The medical facts of the matter indicate that there is no higher chance that Crosby will get another concussion than any other player once he recovers fully from this one, and that's the key. Too many players in the past probably didn't fully recover before they took the ice for games again. Dr. Cantu says that does increase the chance of even worse effects upon re-injury.

Crosby and the Penguins are going about his recovery and return the right way. When his injury fully heals -- optimism is high that it will -- there's no reason to suspect that Crosby won't be the same dynamic player he's always been.

4. Early Calder watch

We know that the top-three 2011 draft picks -- Ryan-Nugent Hopkins, Gabriel Landeskog and Jonathan Huberdeau (assuming they make their respective teams) -- will be leading candidates for rookie of the year. Here are three dark horses that just might steal the trophy:

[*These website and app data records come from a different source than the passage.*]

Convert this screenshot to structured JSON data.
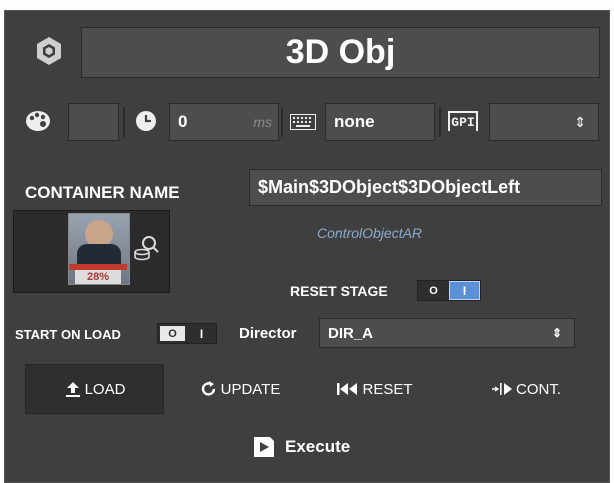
{
  "header": {
    "title": "3D Obj",
    "icon": "3d-object-icon"
  },
  "props": {
    "palette_icon": "palette-icon",
    "clock_icon": "clock-icon",
    "duration_value": "0",
    "duration_unit": "ms",
    "keyboard_icon": "keyboard-icon",
    "key_value": "none",
    "gpi_label": "GPI",
    "gpi_arrow": "⇕"
  },
  "container": {
    "label": "CONTAINER NAME",
    "value": "$Main$3DObject$3DObjectLeft"
  },
  "thumbnail": {
    "badge": "28%",
    "search_icon": "search-coins-icon"
  },
  "control_object": "ControlObjectAR",
  "reset_stage": {
    "label": "RESET STAGE",
    "off": "O",
    "on": "I",
    "state": "on"
  },
  "start_on_load": {
    "label": "START ON LOAD",
    "off": "O",
    "on": "I",
    "state": "off"
  },
  "director": {
    "label": "Director",
    "value": "DIR_A",
    "arrow": "⇕"
  },
  "actions": [
    {
      "label": "LOAD",
      "icon": "upload-icon"
    },
    {
      "label": "UPDATE",
      "icon": "refresh-icon"
    },
    {
      "label": "RESET",
      "icon": "rewind-icon"
    },
    {
      "label": "CONT.",
      "icon": "continue-icon"
    }
  ],
  "execute": {
    "label": "Execute",
    "icon": "execute-icon"
  },
  "colors": {
    "panel": "#3f3f3f",
    "field": "#4d4d4d",
    "accent": "#5b8fd6",
    "link": "#8ea9d0"
  }
}
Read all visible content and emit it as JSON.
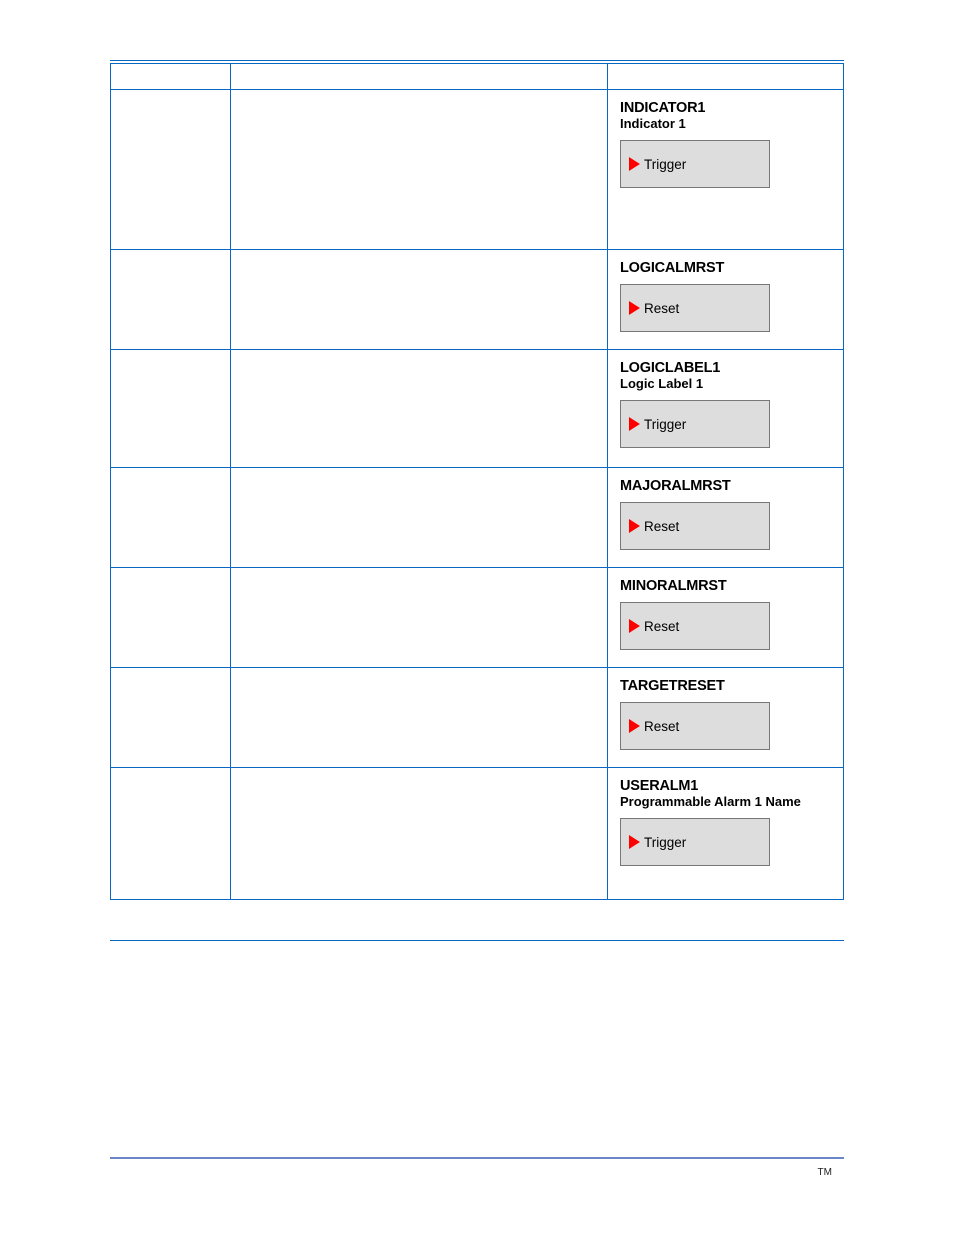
{
  "footer_symbol": "TM",
  "rows": [
    {
      "title": "INDICATOR1",
      "subtitle": "Indicator 1",
      "btn": "Trigger"
    },
    {
      "title": "LOGICALMRST",
      "subtitle": "",
      "btn": "Reset"
    },
    {
      "title": "LOGICLABEL1",
      "subtitle": "Logic Label 1",
      "btn": "Trigger"
    },
    {
      "title": "MAJORALMRST",
      "subtitle": "",
      "btn": "Reset"
    },
    {
      "title": "MINORALMRST",
      "subtitle": "",
      "btn": "Reset"
    },
    {
      "title": "TARGETRESET",
      "subtitle": "",
      "btn": "Reset"
    },
    {
      "title": "USERALM1",
      "subtitle": "Programmable Alarm 1 Name",
      "btn": "Trigger"
    }
  ]
}
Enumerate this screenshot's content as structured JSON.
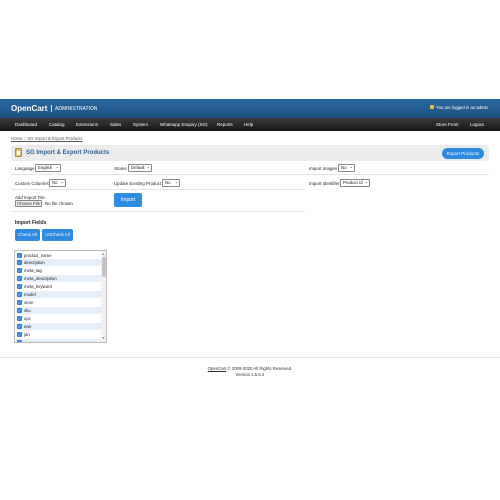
{
  "header": {
    "logo": "OpenCart",
    "subtitle": "ADMINISTRATION",
    "logged_in": "You are logged in as admin"
  },
  "nav": {
    "items": [
      "Dashboard",
      "Catalog",
      "Extensions",
      "Sales",
      "System",
      "Whatsapp Enquiry (SG)",
      "Reports",
      "Help"
    ],
    "store_front": "Store Front",
    "logout": "Logout"
  },
  "breadcrumb": "Home :: SG Import & Export Products",
  "panel": {
    "title": "SG Import & Export Products",
    "export_button": "Export Products"
  },
  "form": {
    "language": {
      "label": "Language",
      "value": "English"
    },
    "stores": {
      "label": "Stores",
      "value": "Default"
    },
    "import_images": {
      "label": "Import Images",
      "value": "No"
    },
    "custom_columns": {
      "label": "Custom Columns",
      "value": "No"
    },
    "update_existing": {
      "label": "Update Existing Product",
      "value": "No"
    },
    "import_identifier": {
      "label": "Import Identifier",
      "value": "Product Id"
    },
    "add_import_file": {
      "label": "Add Import File"
    },
    "choose_file": "Choose File",
    "no_file": "No file chosen",
    "import_button": "Import"
  },
  "import_fields": {
    "title": "Import Fields",
    "check_all": "Check All",
    "uncheck_all": "UnCheck All",
    "items": [
      "product_name",
      "description",
      "meta_tag",
      "meta_description",
      "meta_keyword",
      "model",
      "store",
      "sku",
      "upc",
      "ean",
      "jan"
    ]
  },
  "footer": {
    "brand": "OpenCart",
    "copyright": "© 2009-2020 All Rights Reserved.",
    "version": "Version 1.5.6.4"
  },
  "colors": {
    "header": "#1e4f80",
    "nav": "#222222",
    "accent": "#2f8be0",
    "lock": "#f3c12d"
  }
}
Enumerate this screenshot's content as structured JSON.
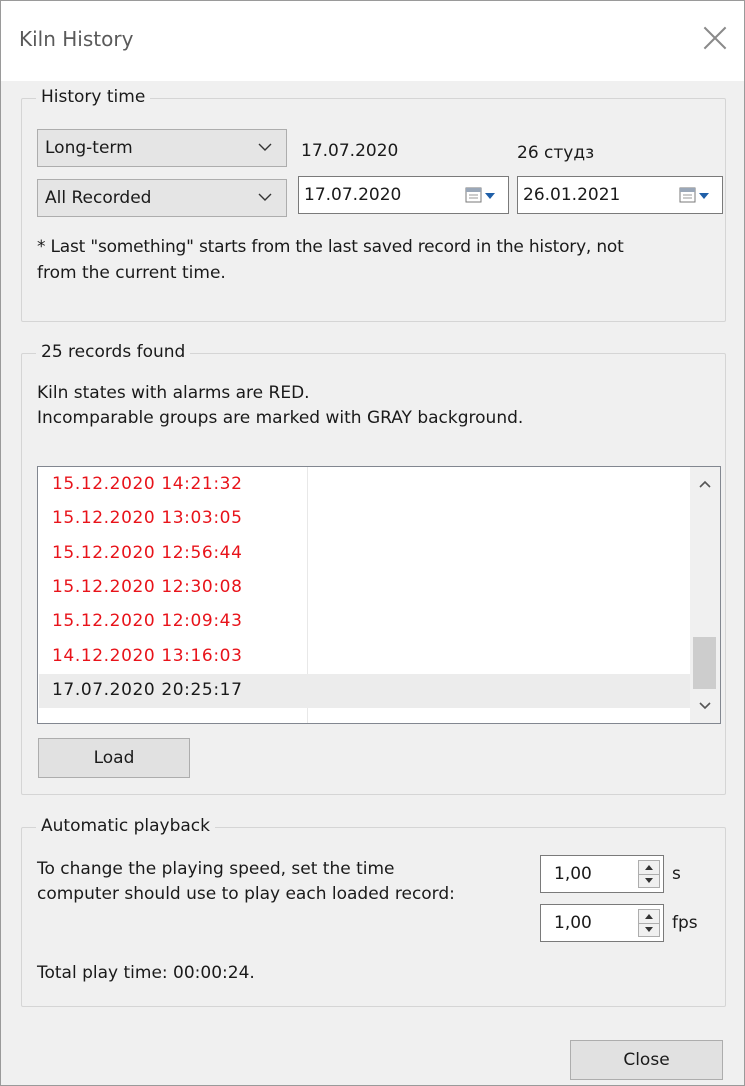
{
  "window": {
    "title": "Kiln History",
    "close_icon": "close-icon"
  },
  "history_time": {
    "legend": "History time",
    "period_combo": {
      "selected": "Long-term"
    },
    "range_combo": {
      "selected": "All Recorded"
    },
    "start_date_label": "17.07.2020",
    "end_date_label": "26 студз",
    "start_date_value": "17.07.2020",
    "end_date_value": "26.01.2021",
    "note_line1": "* Last \"something\" starts from the last saved record in the history, not",
    "note_line2": "from the current time."
  },
  "records": {
    "legend": "25 records found",
    "info_line1": "Kiln states with alarms are RED.",
    "info_line2": "Incomparable groups are marked with GRAY background.",
    "rows": [
      {
        "timestamp": "15.12.2020 14:21:32",
        "alarm": true,
        "gray": false
      },
      {
        "timestamp": "15.12.2020 13:03:05",
        "alarm": true,
        "gray": false
      },
      {
        "timestamp": "15.12.2020 12:56:44",
        "alarm": true,
        "gray": false
      },
      {
        "timestamp": "15.12.2020 12:30:08",
        "alarm": true,
        "gray": false
      },
      {
        "timestamp": "15.12.2020 12:09:43",
        "alarm": true,
        "gray": false
      },
      {
        "timestamp": "14.12.2020 13:16:03",
        "alarm": true,
        "gray": false
      },
      {
        "timestamp": "17.07.2020 20:25:17",
        "alarm": false,
        "gray": true
      }
    ],
    "load_label": "Load"
  },
  "playback": {
    "legend": "Automatic playback",
    "desc_line1": "To change the playing speed, set the time",
    "desc_line2": "computer should use to play each loaded record:",
    "seconds_value": "1,00",
    "seconds_unit": "s",
    "fps_value": "1,00",
    "fps_unit": "fps",
    "total_time": "Total play time: 00:00:24."
  },
  "footer": {
    "close_label": "Close"
  },
  "colors": {
    "alarm": "#e8131a",
    "gray_row": "#ececec",
    "background": "#f0f0f0"
  }
}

1. Nino Neiderreiter, Islanders -- How about that name for a PA man to yell after a goal? Expect the Isles' PA man to yell it a lot this season.

2. Stefan Elliott, Avalanche -- The 2009 second-round pick set the all-time WHL career scoring mark for defensemen at Saskatoon last season, was a plus-62 and has had a good training camp so far.

3. Tim Erixon, Rangers -- Calgary could very well regret sending this big, two-way defenseman to Glen Sather last season. He's got two years of Swedish pro experience and scouts bring up his name a lot when asked about potential impact rookies.

5. Coach canning watch

1. Davis Payne, Blues -- Lots of pressure on the Blues to make the playoffs this season. A poor first half and Payne will most likely be the first to fall.

2. Joe Sacco, Avalanche -- Entering the third and final year of his contract, Sacco has one playoff berth and one 29th-place showing on the resume. He'll be judged most by upper management on how this third year goes.

3. Pete DeBoer, Devils -- Tongue-in-cheek here? A guy in the first year of his contract already on the hot seat? His boss is Lou Lamoriello -- case closed.

 
SI.com
Hot Topics: Washington Wizards Albert Pujols Mock NFL Draft Drake Russell Allen Toronto Raptors
TM & © 2014 Time Inc. A Time Warner Company. All Rights Reserved.
Terms under which this service is provided to you. Read our privacy guidelines, your California privacy rights, and ad choices.
SI CoverRead All ArticlesBuy Cover Reprint